In addition to those crafting activities you can break down weapons and gear into core materials. These also drop sometimes from bosses and minibosses in some missions. If you collect enough of these materials you can craft costumes, consumables, event items, and mini lootcrates. In the early game this doesn’t come into play as much.
But wait, that’s not all. There are pets that you can raise to help you in combat. These pets gain levels too and need to be evolved. You don’t do much with the pet. You get a couple pets through NPC quests and they do their job without much interaction during combat. It’s back at the hub where pet management takes place. The pet works great during combat, but maintenance system once again seems geared toward spending money.
And this is where the game comes unraveled a bit. There is a good fighting game underneath a suffocating layer of revenue generating systems and design tropes that distract from the core gameplay loop. When I play other fighting games I’m focusing on kicking ass and taking names not gardening. The game is built around a narrative that is often cringeworthy one moment and hilarious the next, but ultimately distracting from what it means to be a fighting game.

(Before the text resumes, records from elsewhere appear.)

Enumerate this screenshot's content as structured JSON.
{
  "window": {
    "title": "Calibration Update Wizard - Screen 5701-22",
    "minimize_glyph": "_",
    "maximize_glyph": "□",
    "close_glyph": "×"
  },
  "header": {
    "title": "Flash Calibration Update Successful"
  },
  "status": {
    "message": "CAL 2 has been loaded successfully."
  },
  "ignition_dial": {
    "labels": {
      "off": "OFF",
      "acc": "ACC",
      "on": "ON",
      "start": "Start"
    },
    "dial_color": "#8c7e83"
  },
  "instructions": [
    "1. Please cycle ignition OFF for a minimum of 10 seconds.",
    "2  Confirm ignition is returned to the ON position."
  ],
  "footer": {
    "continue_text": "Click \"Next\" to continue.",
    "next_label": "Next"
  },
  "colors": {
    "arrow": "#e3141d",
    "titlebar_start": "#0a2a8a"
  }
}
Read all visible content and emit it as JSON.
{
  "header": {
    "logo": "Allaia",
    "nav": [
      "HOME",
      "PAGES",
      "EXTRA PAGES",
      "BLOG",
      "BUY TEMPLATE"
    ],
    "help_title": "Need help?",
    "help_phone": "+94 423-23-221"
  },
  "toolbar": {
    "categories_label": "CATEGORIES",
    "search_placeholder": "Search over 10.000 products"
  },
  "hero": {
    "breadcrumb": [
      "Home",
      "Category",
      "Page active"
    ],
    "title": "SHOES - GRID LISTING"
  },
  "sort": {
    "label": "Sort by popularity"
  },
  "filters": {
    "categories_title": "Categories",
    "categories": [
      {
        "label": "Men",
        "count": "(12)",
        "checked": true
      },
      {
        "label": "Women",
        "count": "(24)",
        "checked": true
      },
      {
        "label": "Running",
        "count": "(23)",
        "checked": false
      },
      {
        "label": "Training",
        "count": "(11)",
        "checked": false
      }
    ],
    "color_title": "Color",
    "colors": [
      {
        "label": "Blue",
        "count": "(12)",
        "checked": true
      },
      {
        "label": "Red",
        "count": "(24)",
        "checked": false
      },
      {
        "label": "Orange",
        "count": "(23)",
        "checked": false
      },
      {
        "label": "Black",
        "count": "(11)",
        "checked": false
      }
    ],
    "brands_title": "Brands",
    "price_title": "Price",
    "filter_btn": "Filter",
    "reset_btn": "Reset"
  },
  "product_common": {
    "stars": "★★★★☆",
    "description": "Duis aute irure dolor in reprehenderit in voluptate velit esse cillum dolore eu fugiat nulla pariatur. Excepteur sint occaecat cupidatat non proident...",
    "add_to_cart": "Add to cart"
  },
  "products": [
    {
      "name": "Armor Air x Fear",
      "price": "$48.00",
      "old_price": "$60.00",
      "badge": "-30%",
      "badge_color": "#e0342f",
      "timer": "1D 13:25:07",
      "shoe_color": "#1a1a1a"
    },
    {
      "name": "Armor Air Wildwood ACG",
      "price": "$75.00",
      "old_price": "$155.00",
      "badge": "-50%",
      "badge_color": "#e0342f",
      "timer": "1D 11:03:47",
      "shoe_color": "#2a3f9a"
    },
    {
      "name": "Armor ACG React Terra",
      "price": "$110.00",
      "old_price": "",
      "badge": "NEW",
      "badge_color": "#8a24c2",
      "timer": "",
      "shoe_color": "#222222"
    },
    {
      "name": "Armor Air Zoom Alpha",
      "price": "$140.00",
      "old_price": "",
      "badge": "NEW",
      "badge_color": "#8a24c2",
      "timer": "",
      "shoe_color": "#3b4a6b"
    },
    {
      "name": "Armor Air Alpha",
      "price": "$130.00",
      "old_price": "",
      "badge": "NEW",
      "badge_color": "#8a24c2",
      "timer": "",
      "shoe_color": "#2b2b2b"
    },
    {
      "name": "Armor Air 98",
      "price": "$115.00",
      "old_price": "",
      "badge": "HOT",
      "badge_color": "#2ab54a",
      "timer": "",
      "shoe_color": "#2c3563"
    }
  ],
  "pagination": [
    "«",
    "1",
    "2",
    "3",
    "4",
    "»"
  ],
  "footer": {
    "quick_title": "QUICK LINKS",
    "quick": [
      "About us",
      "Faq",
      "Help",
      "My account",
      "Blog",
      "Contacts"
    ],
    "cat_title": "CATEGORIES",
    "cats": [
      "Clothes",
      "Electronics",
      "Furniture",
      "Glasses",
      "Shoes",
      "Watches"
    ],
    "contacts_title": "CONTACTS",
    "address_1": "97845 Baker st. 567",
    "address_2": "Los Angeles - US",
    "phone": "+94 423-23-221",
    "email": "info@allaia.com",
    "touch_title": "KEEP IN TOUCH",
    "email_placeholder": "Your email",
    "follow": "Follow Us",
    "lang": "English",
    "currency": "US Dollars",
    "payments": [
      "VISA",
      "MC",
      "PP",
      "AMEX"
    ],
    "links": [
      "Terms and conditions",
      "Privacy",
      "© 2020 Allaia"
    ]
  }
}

A couple other annoyances and performance issues pull the game down somewhat. Loading screens take forever, almost literally. I moved the game from my hard drive to my 850EVO and it did make a difference, but not big enough. It just takes too long to load up the game or into the various mission screens. The default key mapping and controller functionality is a nightmare where you need to use the keyboard for some interactions and the controller for others.
Ultimately Closers is a fun beat’em up full of fast-paced furious action that is pulled down by a ton of baggage. Closers is F2P so you should try it out for yourself if you’re a fan of fighting games. You can install it from their Steam Store page. Let us know in the comments your Closers experience.